Now that I’m building a serious db-backed site with Python, I have a better appreciation for what database mapping packages are like. I’m using Django (pre-magic-removal for the moment), and am already bumping up against the limitations of the object relational mapper (ORM).
So I was impressed to see SQLAlchemy’s philosophy statement:
SQL databases behave less and less like object collections the more size and performance start to matter; object collections behave less and less like tables and rows the more abstraction starts to matter. SQLAlchemy aims to accommodate both of these principles.
SQLAlchemy doesn’t view databases as just collections of tables; it sees them as relational algebra engines. Its object relational mapper enables classes to be mapped against the database in more than one way. SQL constructs don’t just select from just tables—you can also select from joins, subqueries, and unions.
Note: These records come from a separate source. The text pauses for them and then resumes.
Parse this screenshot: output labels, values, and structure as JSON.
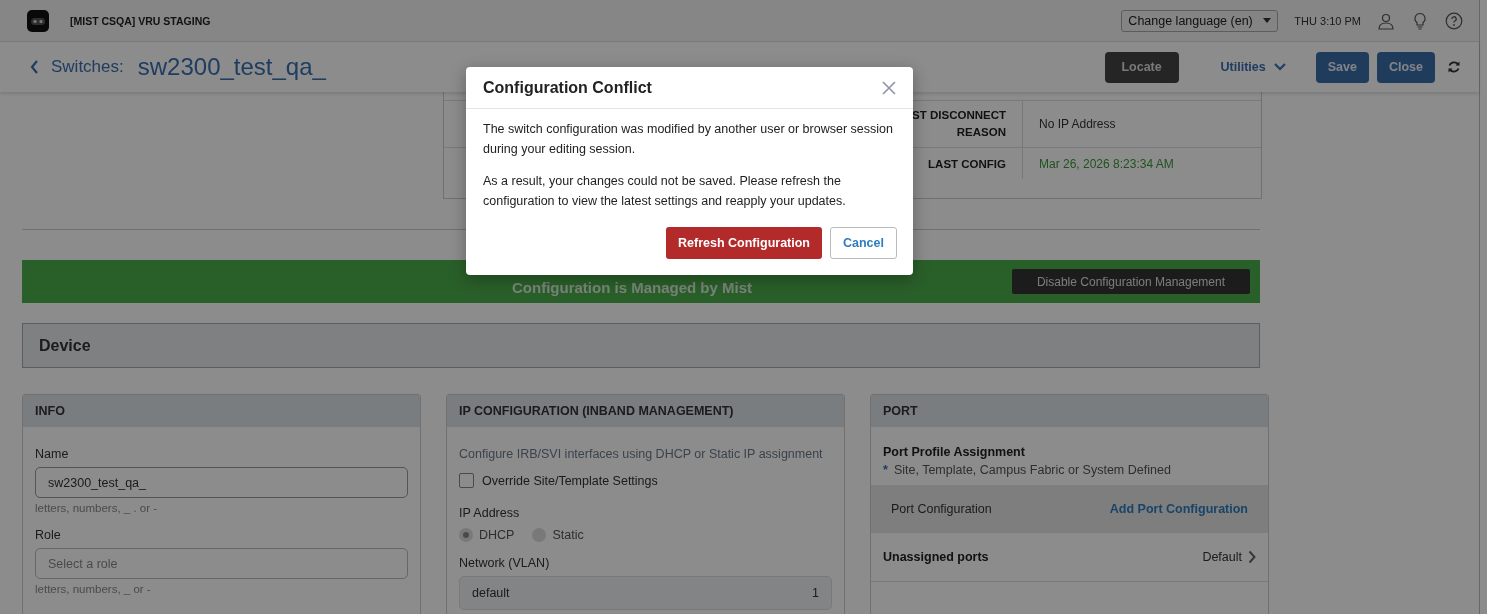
{
  "header": {
    "org": "[MIST CSQA] VRU STAGING",
    "language_select": "Change language (en)",
    "time": "THU 3:10 PM"
  },
  "page": {
    "breadcrumb": "Switches:",
    "title": "sw2300_test_qa_",
    "actions": [
      {
        "label": "Locate",
        "kind": "dark"
      },
      {
        "label": "Utilities",
        "kind": "dropdown"
      },
      {
        "label": "Save",
        "kind": "primary"
      },
      {
        "label": "Close",
        "kind": "primary"
      }
    ]
  },
  "status_table": [
    {
      "label": "ST DISCONNECT REASON",
      "value": "No IP Address",
      "kind": "plain"
    },
    {
      "label": "LAST CONFIG",
      "value": "Mar 26, 2026 8:23:34 AM",
      "kind": "success"
    }
  ],
  "management_banner": {
    "text": "Configuration is Managed by Mist",
    "button": "Disable Configuration Management"
  },
  "device_section": {
    "title": "Device"
  },
  "info": {
    "title": "INFO",
    "fields": [
      {
        "label": "Name",
        "value": "sw2300_test_qa_",
        "hint": "letters, numbers, _ . or -"
      },
      {
        "label": "Role",
        "placeholder": "Select a role",
        "hint": "letters, numbers, _ or -"
      }
    ]
  },
  "ip_config": {
    "title": "IP CONFIGURATION (INBAND MANAGEMENT)",
    "description": "Configure IRB/SVI interfaces using DHCP or Static IP assignment",
    "override": {
      "label": "Override Site/Template Settings",
      "checked": false
    },
    "ip_address": {
      "label": "IP Address",
      "options": [
        {
          "label": "DHCP",
          "selected": true
        },
        {
          "label": "Static",
          "selected": false
        }
      ]
    },
    "network": {
      "label": "Network (VLAN)",
      "value": "default",
      "vlan": "1"
    }
  },
  "port": {
    "title": "PORT",
    "profile_title": "Port Profile Assignment",
    "profile_marker": "*",
    "profile_note": "Site, Template, Campus Fabric or System Defined",
    "port_configuration": {
      "label": "Port Configuration",
      "action": "Add Port Configuration"
    },
    "unassigned": {
      "label": "Unassigned ports",
      "value": "Default"
    }
  },
  "dialog": {
    "title": "Configuration Conflict",
    "paragraphs": [
      "The switch configuration was modified by another user or browser session during your editing session.",
      "As a result, your changes could not be saved. Please refresh the configuration to view the latest settings and reapply your updates."
    ],
    "buttons": [
      {
        "label": "Refresh Configuration",
        "kind": "danger"
      },
      {
        "label": "Cancel",
        "kind": "secondary"
      }
    ]
  }
}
Thus database relationships and domain object models can be cleanly decoupled from the beginning, allowing both sides to develop to their full potential.
We’re not moving away from the Django ORM (this week), but it’s good to have an understanding of the options out there, and SQLAlchemy looks quite promising.